<<<<

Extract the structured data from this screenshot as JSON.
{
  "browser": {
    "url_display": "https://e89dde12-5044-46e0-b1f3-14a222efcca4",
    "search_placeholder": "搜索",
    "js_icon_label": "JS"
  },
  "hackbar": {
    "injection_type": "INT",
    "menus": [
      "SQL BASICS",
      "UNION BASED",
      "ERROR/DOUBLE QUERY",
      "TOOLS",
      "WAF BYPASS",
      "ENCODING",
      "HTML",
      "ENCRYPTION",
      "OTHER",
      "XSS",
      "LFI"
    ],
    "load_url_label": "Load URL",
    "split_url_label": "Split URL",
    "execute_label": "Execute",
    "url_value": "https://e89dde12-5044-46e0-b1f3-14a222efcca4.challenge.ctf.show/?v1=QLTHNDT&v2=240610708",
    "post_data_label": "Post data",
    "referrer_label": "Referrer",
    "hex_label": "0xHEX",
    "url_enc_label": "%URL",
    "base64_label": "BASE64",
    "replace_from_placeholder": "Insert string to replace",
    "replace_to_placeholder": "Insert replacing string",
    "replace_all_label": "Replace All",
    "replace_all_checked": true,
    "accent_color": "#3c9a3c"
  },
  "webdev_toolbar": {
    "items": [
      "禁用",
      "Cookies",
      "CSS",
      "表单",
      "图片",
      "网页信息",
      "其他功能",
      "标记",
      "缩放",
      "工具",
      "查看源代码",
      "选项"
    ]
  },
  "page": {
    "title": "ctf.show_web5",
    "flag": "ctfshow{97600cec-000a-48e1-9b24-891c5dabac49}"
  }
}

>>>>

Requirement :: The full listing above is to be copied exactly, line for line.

Answer to this exercise ::
Extract the structured data from this screenshot as JSON.
{
  "browser": {
    "url_display": "https://e89dde12-5044-46e0-b1f3-14a222efcca4",
    "search_placeholder": "搜索",
    "js_icon_label": "JS"
  },
  "hackbar": {
    "injection_type": "INT",
    "menus": [
      "SQL BASICS",
      "UNION BASED",
      "ERROR/DOUBLE QUERY",
      "TOOLS",
      "WAF BYPASS",
      "ENCODING",
      "HTML",
      "ENCRYPTION",
      "OTHER",
      "XSS",
      "LFI"
    ],
    "load_url_label": "Load URL",
    "split_url_label": "Split URL",
    "execute_label": "Execute",
    "url_value": "https://e89dde12-5044-46e0-b1f3-14a222efcca4.challenge.ctf.show/?v1=QLTHNDT&v2=240610708",
    "post_data_label": "Post data",
    "referrer_label": "Referrer",
    "hex_label": "0xHEX",
    "url_enc_label": "%URL",
    "base64_label": "BASE64",
    "replace_from_placeholder": "Insert string to replace",
    "replace_to_placeholder": "Insert replacing string",
    "replace_all_label": "Replace All",
    "replace_all_checked": true,
    "accent_color": "#3c9a3c"
  },
  "webdev_toolbar": {
    "items": [
      "禁用",
      "Cookies",
      "CSS",
      "表单",
      "图片",
      "网页信息",
      "其他功能",
      "标记",
      "缩放",
      "工具",
      "查看源代码",
      "选项"
    ]
  },
  "page": {
    "title": "ctf.show_web5",
    "flag": "ctfshow{97600cec-000a-48e1-9b24-891c5dabac49}"
  }
}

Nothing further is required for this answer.